Leptospirosis

Leptospirosis is more common in tropical areas of the world.

Globally, it is estimated that 7-10 million people get leptospirosis every year. It is difficult to estimate exactly how many people die from leptospirosis because many cases occur in parts of the developing world where causes of death are not routinely reported.

It is anticipated that the number of cases of leptospirosis will continue to increase in the future as a result of global warming and the expected increase in flooding.

Leptospirosis is a type of bacterial infection spread by animals. It is caused by a strain of bacteria called leptospira.

In 90% of cases, leptospirosis only causes mild flu-like symptoms, such as headache, chills and muscle pain.

Weil’s Disease or Leptospirosis is caused by Leptospira sp bacteria which is a substance hazardous to health. If we identify that rats or mice are present on site it would be advisable to know what can be done in terms of prevention of rodent activity.

Treatment for this disease is via intravenous antibiotics administered in hospital and there is no human vaccine available.

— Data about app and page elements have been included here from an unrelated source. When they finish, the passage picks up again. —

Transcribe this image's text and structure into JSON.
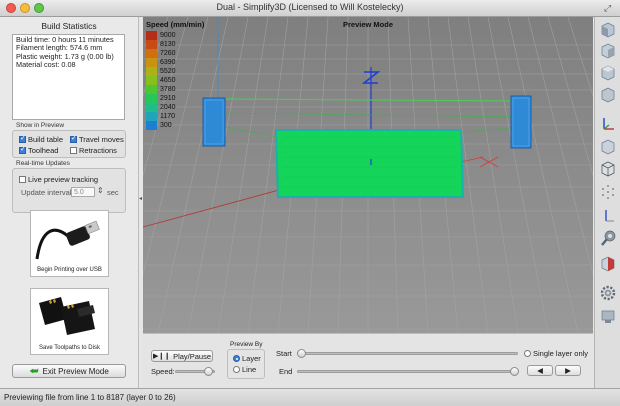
{
  "window": {
    "title": "Dual - Simplify3D (Licensed to Will Kostelecky)"
  },
  "build_statistics": {
    "title": "Build Statistics",
    "lines": [
      "Build time: 0 hours 11 minutes",
      "Filament length: 574.6 mm",
      "Plastic weight: 1.73 g (0.00 lb)",
      "Material cost: 0.08"
    ]
  },
  "show_in_preview": {
    "label": "Show in Preview",
    "options": [
      {
        "label": "Build table",
        "checked": true
      },
      {
        "label": "Travel moves",
        "checked": true
      },
      {
        "label": "Toolhead",
        "checked": true
      },
      {
        "label": "Retractions",
        "checked": false
      }
    ]
  },
  "realtime_updates": {
    "label": "Real-time Updates",
    "live_tracking_label": "Live preview tracking",
    "live_tracking_checked": false,
    "interval_label": "Update interval",
    "interval_value": "5.0",
    "interval_unit": "sec"
  },
  "actions": {
    "print_usb_label": "Begin Printing over USB",
    "save_disk_label": "Save Toolpaths to Disk",
    "exit_label": "Exit Preview Mode"
  },
  "viewport": {
    "legend_title": "Speed (mm/min)",
    "mode_title": "Preview Mode",
    "axis_label": "Z",
    "legend": [
      {
        "value": "9000",
        "color": "#b52d18"
      },
      {
        "value": "8130",
        "color": "#c84b16"
      },
      {
        "value": "7260",
        "color": "#cf6f10"
      },
      {
        "value": "6390",
        "color": "#c99312"
      },
      {
        "value": "5520",
        "color": "#aeb018"
      },
      {
        "value": "4650",
        "color": "#86bf1e"
      },
      {
        "value": "3780",
        "color": "#4fc531"
      },
      {
        "value": "2910",
        "color": "#26c75a"
      },
      {
        "value": "2040",
        "color": "#1fbd8b"
      },
      {
        "value": "1170",
        "color": "#1ea6b8"
      },
      {
        "value": "300",
        "color": "#1d7fd3"
      }
    ]
  },
  "controls": {
    "play_pause_label": "Play/Pause",
    "speed_label": "Speed:",
    "preview_by_label": "Preview By",
    "preview_by_options": [
      {
        "label": "Layer",
        "selected": true
      },
      {
        "label": "Line",
        "selected": false
      }
    ],
    "start_label": "Start",
    "end_label": "End",
    "single_layer_label": "Single layer only"
  },
  "toolbar_icons": [
    "cube-icon",
    "cube-icon",
    "cube-icon",
    "cube-icon",
    "axes-icon",
    "cube-icon",
    "wireframe-cube-icon",
    "points-icon",
    "move-axis-icon",
    "wrench-icon",
    "section-cut-icon",
    "gear-icon",
    "toolhead-icon"
  ],
  "status": {
    "text": "Previewing file from line 1 to 8187 (layer 0 to 26)"
  }
}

There are many species / strains of Leptospira and to have a universal vaccination for all of them would probably be difficult.

Symptoms: The start of Weil’s Disease is similar to that of flu for the first 3-4 days. It then progresses to meningitis symptoms during days 6-7. Around 8-10 days the kidneys begin to fail, and jaundice progresses. The other organs (pancreas, liver, intestines) then begin to fail and death is eventually caused by heart failure.

Most cases are reportedly in the water leisure and construction industries.

The bacteria: Leptospira can survive in water for extended periods (several weeks) and even in waterlogged areas such as a river bank. The bacteria harbours in rodents (note ‘rodents’, not just rats, as mice can carry Leptospira too) in the kidneys and therefore bladder, hence the risk associated with rodent urine. Leptospira can survive in rodent urine for several days. Leptospira enters humans via mucous membranes and ingestion, as well as through cuts / breaks in the skin. There is a chance of entry via the route of a rodent bite and may be linked to rodent grooming behaviour. If the rodent had recently groomed itself and then bitten someone it could transmit Leptospira via urine in this alternate way – but clearly chances of this are decreased compared with other routes of entry into the human body.

Control the risk: The old adage applies, control the rodents equals control the disease. We use a biocide disinfectant tgo help control the problems, both airborne and surface.

To further minimise contact is to avoid contaminated water sources. (e.g. swimming or undertaking water sports in an area of known rat activity).  

It’s also important not to drink from anywhere but a clean running water source suitable for drinking! Regarding protecting ourselves, now that we aren’t swimming or drinking contaminated water sources, we must protect any cuts, wounds, skin grazes, abrasion, scratches or any other break in the skin. This is best achieved by wearing waterproof dressings / plasters and our trusty nitrile gloves (remembering to replace them frequently).

When protecting our hands from contact, hand hygiene is paramount. We should be doing the following:

Avoid hand to mouth contact.

Wash hands after removal of gloves

Wash hands on a regular basis

Follow hand wash procedure using detergent (suitable soap) and clean running water. Soap should remain in contact with the skin for a minimum of 30 seconds.

Wash any cuts or grazes immediately with soap and clean running water.